Catholic bishops in Argentina have denounced the recent vote by the parliament to legalize abortion in the country.
The chamber of deputies, the lower house of Argentina's Congress, had voted 129–123 last Thursday in favor of a legislation that seeks to legalize abortions up to the 14th week of pregnancy.
In a statement, the bishops' conference expressed disappointment for the vote, saying: "This decision hurts us Argentines. But the pain for the abandonment and the exclusion of innocents must be transformed into strength and hope, to continue fighting for the dignity of all human life."
The proposal is also aimed at legalizing the procedure to protect the psychological health of the mother and in cases of fetal deformity.
According to Catholic Herald, the legislation must be approved by the Senate before it can be turned into law.
Guillermo Galeano, spokesman for the Diocese of Lomas de Zamora, believes that it will be harder for the bill to get approval in the Senate, but expressed concern that it could still pass.
"It's a surprise what happened today, so what happens in the Senate could also be a surprise," Galeano said, as reported by Catholic Herald.
President Mauricio Macri, who claimed to be pro-life, said that he will not veto the legislation when it reaches his desk.
The bishops' conference said that the legislation should prompt the church to step up its efforts in reaching out to those who are affected by abortion or unwanted pregnancies.
"As pastors, this recent time has caused us to recognize weaknesses in our pastoral work: integral sexual education in our educational institutes, the full recognition of women and men, and the accompaniment of women who are exposed to abortion or who have gone through this trauma. All of these are calls of a reality, which demands a response as a church," the conference stated, as reported by Catholic Herald.
A government survey has indicated that Argentinians are split on the issue of abortion. The poll conducted in April has shown that 45 percent of Argentinians are in favor of legalizing the procedure, while 46 percent were opposed.
Prior to the vote, more than three million Argentinians reportedly took part in a protest against the repeal of the country's ban on abortions.

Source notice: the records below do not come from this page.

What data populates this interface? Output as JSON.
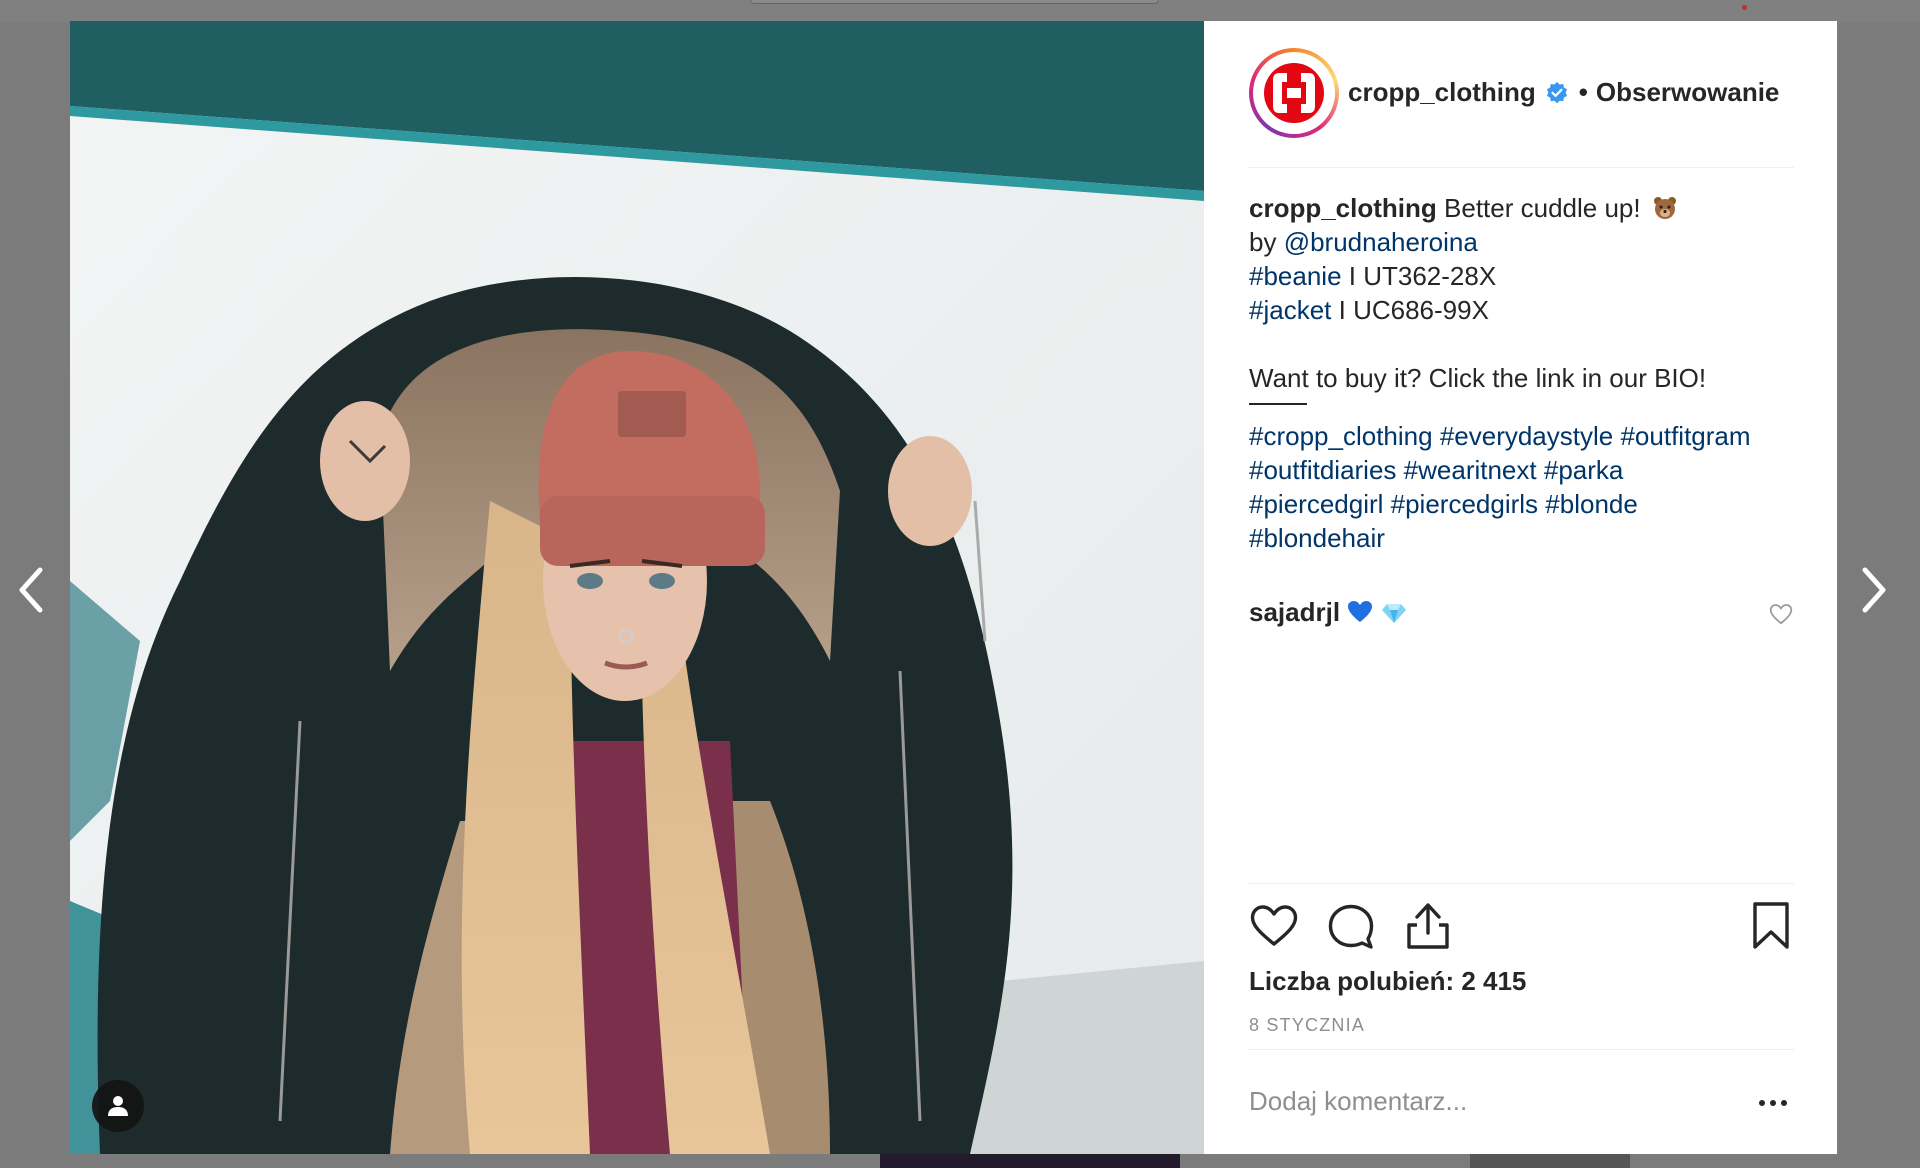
{
  "post": {
    "username": "cropp_clothing",
    "dot": "•",
    "follow_label": "Obserwowanie",
    "caption": {
      "user": "cropp_clothing",
      "text": "Better cuddle up!",
      "by_prefix": "by",
      "mention": "@brudnaheroina",
      "tag_beanie": "#beanie",
      "beanie_code": "I UT362-28X",
      "tag_jacket": "#jacket",
      "jacket_code": "I UC686-99X",
      "cta": "Want to buy it? Click the link in our BIO!",
      "hashtag_lines": [
        [
          "#cropp_clothing",
          "#everydaystyle",
          "#outfitgram"
        ],
        [
          "#outfitdiaries",
          "#wearitnext",
          "#parka"
        ],
        [
          "#piercedgirl",
          "#piercedgirls",
          "#blonde"
        ],
        [
          "#blondehair"
        ]
      ]
    },
    "comments": [
      {
        "user": "sajadrjl",
        "emojis": [
          "blue-heart",
          "gem"
        ]
      }
    ],
    "likes_label": "Liczba polubień: 2 415",
    "date": "8 STYCZNIA",
    "comment_placeholder": "Dodaj komentarz..."
  },
  "icons": {
    "like": "heart-icon",
    "comment": "comment-bubble-icon",
    "share": "share-icon",
    "save": "bookmark-icon",
    "prev": "chevron-left-icon",
    "next": "chevron-right-icon",
    "tagged_users": "user-icon",
    "verified": "verified-badge-icon",
    "options": "more-options-icon"
  },
  "colors": {
    "text": "#262626",
    "link": "#003569",
    "secondary": "#8e8e8e",
    "verified": "#3897f0",
    "brand_red": "#e30613"
  }
}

Pro-choice activists have argued that despite being illegal, half a million abortions are being carried out in the country each year, resulting in fatal complications and other health issues on women.